A conservative blogger I follow bemoans the fact that a recent papal encyclical, Caritas in Veritate, opens Barack Obama up to attack from the left on economic issues by the Pope. Between the gloating of leftist E.J. Dionne and the open evasion of Robert A. Sirico in the Wall Street Journal, I am reminded of Ayn Rand's essay, "Requiem for Man," in which she responded to Populorum Progressio, by Pope Paul VI.
First, we'll get the gloating out of the way.
Benedict's letter had some good things to say about the market system, but only if it is tempered by both "distributive justice and social justice." He thus spoke approvingly of "the redistribution of wealth" -- not a phrase currently on many American lips -- and caused free-market conservatives to blanch with his call for a "world political authority" to oversee the global economy in the name of "the common good."Remember: "Capitalism" is fine only as long as we're talking about elements of a market economy subordinated to government conrol, and that's the best this anti-secular Pope can say for it.
And now for the open evasion.
The context [of this encyclical] is of course a global economic crisis -- a crisis that's taken place in a moral vacuum, where the love of truth has been abandoned in favor of a crude materialism. The pope urges that this crisis become "an opportunity for discernment, in which to shape a new vision for the future."Never mind that one cannot have a political-economic system "in a moral vacuum," and that the erosion of capitalism over the past century has occurred precisely because the moral philosophy of altruism cannot support capitalism, the political expression of egoism, the morality of rational self-interest: The pope didn't use the word "capitalism."
Yet his encyclical contains no talk of seeking a third way between markets and socialism. Words like greed and capitalism make no appearance here, despite press headlines following the publication of the encyclical earlier this week. People seeking a blueprint for the political restructuring of the world economy won't find it here. But if they look to this document as a means for the moral reconstruction of the world's cultures and societies, which in turn influence economic events, they will find much to reflect upon.
Also, we're supposed to pretend that the government policies that precipitated the financial crisis were formulated in a moral vacuum and that businessmen somehow function in a moral vacuum -- unless of course, they're being immoral according to the distorting light of altruism.
Ayn Rand's response (search term: "Dark Ages") to Populorum Progressio is just as apt for this, because the very same issues -- within the encyclical and within America's craven conservative movement -- apply today.
The encyclical is the voice of the Dark Ages, rising again in today's intellectual vacuum, like a cold wind whistling through the empty streets of an abandoned civilization.And there's more where that came from.
Unable to resolve a lethal contradiction, the conflict between individualism and altruism, the West is giving up. When men give up reason and freedom, the vacuum is filled by faith and force.

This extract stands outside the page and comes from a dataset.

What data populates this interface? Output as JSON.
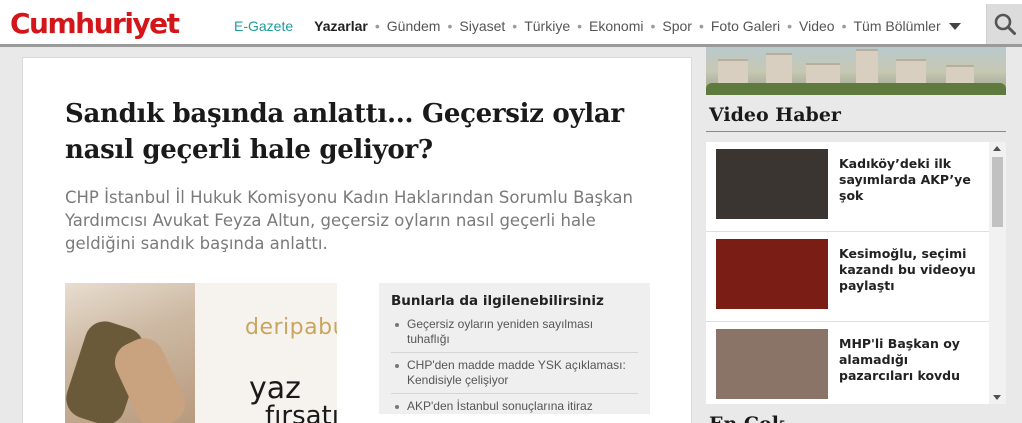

No social system can stand for long without a moral base. Project a magnificent skyscraper being built on quicksands: while men are struggling upward to add the hundredth and two-hundredth stories, the tenth and twentieth are vanishing, sucked under by the muck. That is the history of capitalism, of its swaying, tottering attempt to stand erect on the foundation of the altruist morality.
It's either-or. If capitalism's befuddled, guilt-ridden apologists do not know it, two fully consistent representatives of altruism do know it: Catholicism and communism.
When Michael Moore's next "documentary" -- allegedly about capitalism -- comes out, don't forget that he's Catholic, too.
But be sure to remember as well that the title of Ayn Rand's eloquent defense of capitalism is Capitalism: The Unknown Ideal.